The 1993 Jeep Grand Cherokee was the first sport-utility vehicle to be equipped with a driver’s side air bag. The Jeep Grand Cherokee continues to be equipped with the latest technology, like advanced multistage air bags with an occupant classification system (OCS) for the front passenger occupant. This system classifies the severity of an impact event and uses additional sensor information to further modify passenger air bag output for smaller occupants. The resulting deployment could be low, medium or high output, or – in certain instances – none at all. However, even with this advanced system designed to meet government requirements, all occupants are advised to always sit properly in their seat with the seat belt fastened. Children 12 and under should always be in a back seat correctly using an infant or child restraint system or the seat belt positioned correctly for the child’s age and weight.
State-of-the-art energy management features in the body structure and chassis work in conjunction with air bag and seatbelt systems. Front seat belts are equipped with belt pretensioners and constant force retractors. Pretensioners tighten the seat belt to help keep the occupant in place while constant force retractors balance the load on the upper body, reducing injuries from excessive seat belt forces. Head restraints are standard in every seating position. The driver’s side is also equipped with BeltAlert® – an enhanced seat belt reminder system that periodically activates a chime and illuminates a light in the instrument cluster to remind the driver to buckle up.

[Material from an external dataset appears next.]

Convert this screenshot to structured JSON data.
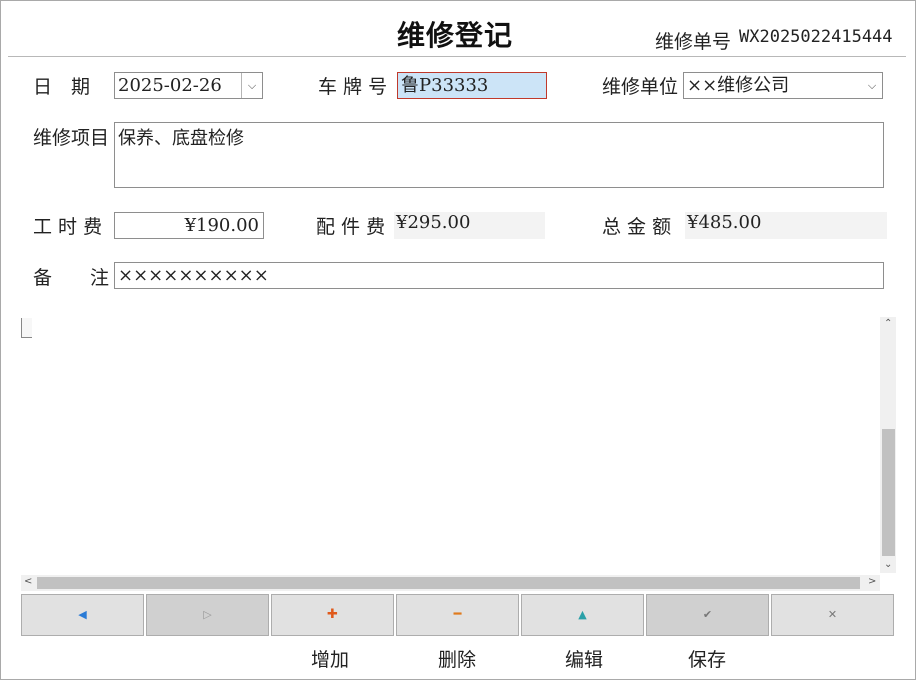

Crash Avoidance Features
To optimize overall driving performance, the Jeep Grand Cherokee offers ESP. This helps the driver maintain directional stability on dry pavement, in rain, snow or on ice. The Anti-Lock Brake System (ABS) is equipped with electronic sensors that help to prevent wheel lockup, and provide excellent stability and steerability during braking on virtually every type of road surface. ParkSense™ – rear park assist – helps the driver detect stationary objects while the vehicle is moving in reverse.
Tire pressure monitoring (TPM) is standard on all Jeep Grand Cherokees. The system includes pressure sensor modules that are integrated with the valve stems of all four road wheels as well as the spare tire. Each module sends continuous radio frequency signals to a receiver and informs occupants when the pressure is too low. The TPM system displays tire pressure through the Electronic Vehicle Information Center.